HBO's sensation The Last of Us ended its first season with a bang. The show began airing in January, quickly becoming the most talked-about series on television and a worthy successor to HBO's now-iconic Sunday night lineup. Led by Game of Thrones breakouts Pedro Pascal and Bella Ramsay, the show adapts Naughty Dog's universally beloved game about a smuggler escorting a teenager across a ravaged, postapocalyptic America. Haunted by infected mutants, government officials, and other lawless characters, the two form an intimate and powerful bond as they try to survive.

The first season remained stellar throughout its nine episodes, delivering compelling, thought-provoking, and thematically rich narratives that strengthened the source material's already extensive lore.

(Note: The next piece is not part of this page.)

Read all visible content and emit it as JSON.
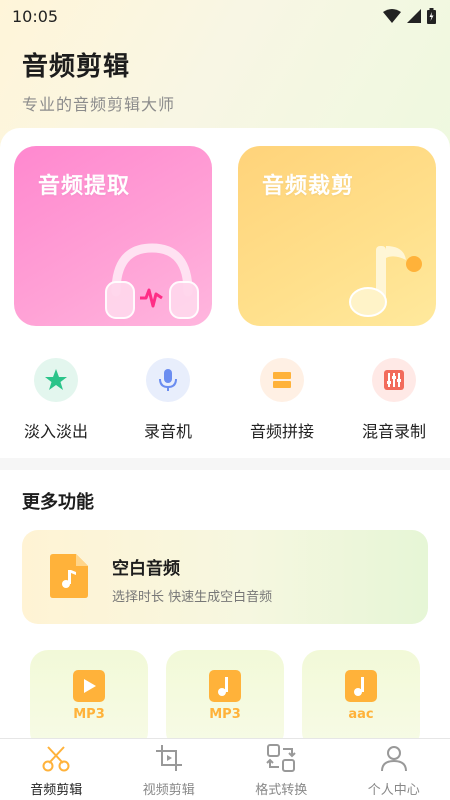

Each episode in The Last of Us was a brilliant display of artistry, with top-notch writing, directing, acting, and production values. However, some episodes stood out more than others, whether because of their insightful storytelling, striking visuals, powerful performances, or a combination of all these crucial elements.

Read more
The 7 most shocking moments from HBO’s The Last of Us
Joel holds a rifle in The Last of Us.

HBO's The Last of Us has concluded its first season, and audiences are reeling after everything they experienced throughout the first nine episodes. Joel and Ellie's journey throughout post-apocalyptic America was long and arduous, and the suffering they endured at the hands of humans and Infected alike was far from forgiving.

Now that the first part of their adventure is finally over, here's a look back at some of the most shocking moments in the series.
7. Outbreak Day

Read more